Service provider Nashua Mobile has agreed to sell its MTN and Vodacom subscriber bases to the two mobile operators and is in talks to sell its Cell C subscriber base, too, parent Reunert told shareholders on Monday.
Nashua Mobile will receive almost R2,3bn from the sale, before VAT.
It appears that the two big mobile operators forced the decision to sell, a move that will raise immediate questions about whether other cellular service providers are coming under similar pressure. The country’s largest independent mobile service provider is Altech Autopage Cellular, which is owned by JSE-listed Altron.
The development comes just a month after MTN South Africa CEO Zunaid Bulbulia told TechCentral that “no options are off the table” as the operator took an axe to high channel distribution costs. Bulbulia said acquiring independent cellular service providers and cutting margins offered to the channel were among the options under consideration.
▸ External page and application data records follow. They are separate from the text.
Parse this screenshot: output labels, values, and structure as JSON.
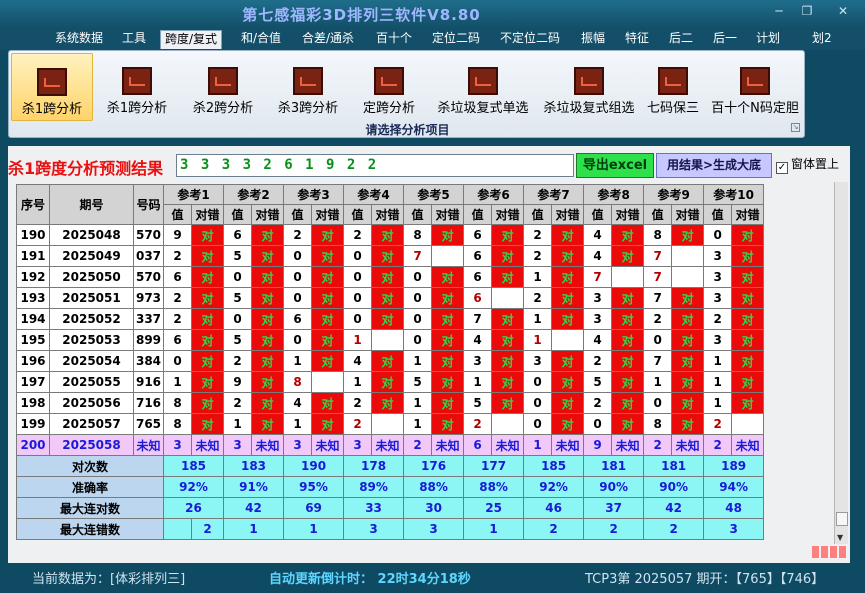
{
  "window": {
    "title": "第七感福彩3D排列三软件V8.80",
    "min": "─",
    "restore": "❐",
    "close": "✕"
  },
  "menu": [
    "系统数据",
    "工具",
    "跨度/复式",
    "和/合值",
    "合差/通杀",
    "百十个",
    "定位二码",
    "不定位二码",
    "振幅",
    "特征",
    "后二",
    "后一",
    "计划",
    "划2"
  ],
  "ribbon": {
    "items": [
      "杀1跨分析",
      "杀1跨分析",
      "杀2跨分析",
      "杀3跨分析",
      "定跨分析",
      "杀垃圾复式单选",
      "杀垃圾复式组选",
      "七码保三",
      "百十个N码定胆"
    ],
    "caption": "请选择分析项目",
    "icon": "chart-icon"
  },
  "result": {
    "title": "杀1跨度分析预测结果",
    "value": "3 3 3 3 2 6 1 9 2 2",
    "excel_label": "导出excel",
    "gen_label": "用结果>生成大底",
    "topmost_label": "窗体置上",
    "topmost_check": "✓"
  },
  "table": {
    "headers": {
      "seq": "序号",
      "issue": "期号",
      "num": "号码",
      "val": "值",
      "check": "对错"
    },
    "refs": [
      "参考1",
      "参考2",
      "参考3",
      "参考4",
      "参考5",
      "参考6",
      "参考7",
      "参考8",
      "参考9",
      "参考10"
    ],
    "hit_label": "对",
    "rows": [
      {
        "seq": "190",
        "issue": "2025048",
        "num": "570",
        "vals": [
          "9",
          "6",
          "2",
          "2",
          "8",
          "6",
          "2",
          "4",
          "8",
          "0"
        ],
        "hits": [
          1,
          1,
          1,
          1,
          1,
          1,
          1,
          1,
          1,
          1
        ]
      },
      {
        "seq": "191",
        "issue": "2025049",
        "num": "037",
        "vals": [
          "2",
          "5",
          "0",
          "0",
          "7",
          "6",
          "2",
          "4",
          "7",
          "3"
        ],
        "hits": [
          1,
          1,
          1,
          1,
          0,
          1,
          1,
          1,
          0,
          1
        ]
      },
      {
        "seq": "192",
        "issue": "2025050",
        "num": "570",
        "vals": [
          "6",
          "0",
          "0",
          "0",
          "0",
          "6",
          "1",
          "7",
          "7",
          "3"
        ],
        "hits": [
          1,
          1,
          1,
          1,
          1,
          1,
          1,
          0,
          0,
          1
        ]
      },
      {
        "seq": "193",
        "issue": "2025051",
        "num": "973",
        "vals": [
          "2",
          "5",
          "0",
          "0",
          "0",
          "6",
          "2",
          "3",
          "7",
          "3"
        ],
        "hits": [
          1,
          1,
          1,
          1,
          1,
          0,
          1,
          1,
          1,
          1
        ]
      },
      {
        "seq": "194",
        "issue": "2025052",
        "num": "337",
        "vals": [
          "2",
          "0",
          "6",
          "0",
          "0",
          "7",
          "1",
          "3",
          "2",
          "2"
        ],
        "hits": [
          1,
          1,
          1,
          1,
          1,
          1,
          1,
          1,
          1,
          1
        ]
      },
      {
        "seq": "195",
        "issue": "2025053",
        "num": "899",
        "vals": [
          "6",
          "5",
          "0",
          "1",
          "0",
          "4",
          "1",
          "4",
          "0",
          "3"
        ],
        "hits": [
          1,
          1,
          1,
          0,
          1,
          1,
          0,
          1,
          1,
          1
        ]
      },
      {
        "seq": "196",
        "issue": "2025054",
        "num": "384",
        "vals": [
          "0",
          "2",
          "1",
          "4",
          "1",
          "3",
          "3",
          "2",
          "7",
          "1"
        ],
        "hits": [
          1,
          1,
          1,
          1,
          1,
          1,
          1,
          1,
          1,
          1
        ]
      },
      {
        "seq": "197",
        "issue": "2025055",
        "num": "916",
        "vals": [
          "1",
          "9",
          "8",
          "1",
          "5",
          "1",
          "0",
          "5",
          "1",
          "1"
        ],
        "hits": [
          1,
          1,
          0,
          1,
          1,
          1,
          1,
          1,
          1,
          1
        ]
      },
      {
        "seq": "198",
        "issue": "2025056",
        "num": "716",
        "vals": [
          "8",
          "2",
          "4",
          "2",
          "1",
          "5",
          "0",
          "2",
          "0",
          "1"
        ],
        "hits": [
          1,
          1,
          1,
          1,
          1,
          1,
          1,
          1,
          1,
          1
        ]
      },
      {
        "seq": "199",
        "issue": "2025057",
        "num": "765",
        "vals": [
          "8",
          "1",
          "1",
          "2",
          "1",
          "2",
          "0",
          "0",
          "8",
          "2"
        ],
        "hits": [
          1,
          1,
          1,
          0,
          1,
          0,
          1,
          1,
          1,
          0
        ]
      }
    ],
    "pred": {
      "seq": "200",
      "issue": "2025058",
      "num": "未知",
      "vals": [
        "3",
        "3",
        "3",
        "3",
        "2",
        "6",
        "1",
        "9",
        "2",
        "2"
      ],
      "check": "未知"
    },
    "stats": [
      {
        "label": "对次数",
        "vals": [
          "185",
          "183",
          "190",
          "178",
          "176",
          "177",
          "185",
          "181",
          "181",
          "189"
        ]
      },
      {
        "label": "准确率",
        "vals": [
          "92%",
          "91%",
          "95%",
          "89%",
          "88%",
          "88%",
          "92%",
          "90%",
          "90%",
          "94%"
        ]
      },
      {
        "label": "最大连对数",
        "vals": [
          "26",
          "42",
          "69",
          "33",
          "30",
          "25",
          "46",
          "37",
          "42",
          "48"
        ]
      },
      {
        "label": "最大连错数",
        "vals": [
          "2",
          "1",
          "1",
          "3",
          "3",
          "1",
          "2",
          "2",
          "2",
          "3"
        ]
      }
    ]
  },
  "status": {
    "data": "当前数据为：[体彩排列三]",
    "timer": "自动更新倒计时：  22时34分18秒",
    "draw": "TCP3第 2025057 期开：【765】【746】"
  },
  "colors": {
    "hit": "#ea0a0a",
    "hit_text": "#2fd84a",
    "pred_row": "#f2c8f8",
    "stat_row": "#8bf6f3"
  }
}
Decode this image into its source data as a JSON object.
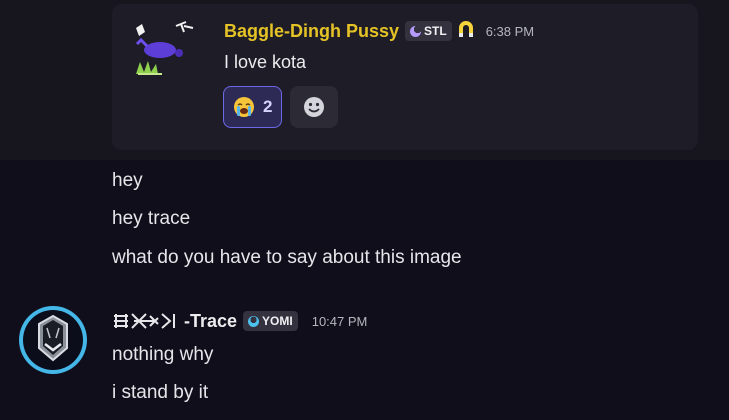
{
  "embed": {
    "username": "Baggle-Dingh Pussy",
    "tag": "STL",
    "time": "6:38 PM",
    "text": "I love kota",
    "reaction_count": "2",
    "username_color": "#e5c225"
  },
  "messages": {
    "m1": "hey",
    "m2": "hey trace",
    "m3": "what do you have to say about this image"
  },
  "trace": {
    "name_suffix": "-Trace",
    "tag": "YOMI",
    "time": "10:47 PM",
    "line1": "nothing why",
    "line2": "i stand by it"
  },
  "icons": {
    "reaction_emoji": "loudly-crying-face",
    "add_reaction": "smiley-icon",
    "badge": "magnet-icon"
  }
}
South Africa’s cellular operators are putting pressure on their channel partners as mobile termination rates — the fees they charge each other to carry calls between their networks — come down and as competition intensifies, crimping profit margins.
Reunert said on Monday: “Following the expiry of the service provider agreement between Nashua Mobile and Vodacom and the expiry of the incentive agreement between MTN and Nashua Mobile under the MTN service provider agreement, the boards of Reunert and Nashua Mobile were required to consider the long-term prospects for Nashua Mobile. After careful consideration, the boards concluded that it is unlikely that this business would generate acceptable returns.”
The purchase price is subject to a formula-based adjustment in the event that the revenue associated with the subscriber bases differs from that attributed to it by MTN and Vodacom. “Based on the current Nashua Mobile subscriber base performance, it is unlikely that the gross consideration will be adjusted by more than 10%,” Reunert said.
Among other things, the deal’s conclusion is subject to approval from competition authorities and the successful sale by Nashua Mobile of its Cell C subscriber base.
“Nashua Mobile is pursuing various alternatives for the disposal by Nashua Mobile of its Cell C subscriber base,” Reunert said.
Reunert will use the cash to settle Nashua Mobile’s debt, after which it will be used to support the group’s growth strategy. Lastly, a dividend may be declared or the money could be used to repurchase Reunert shares.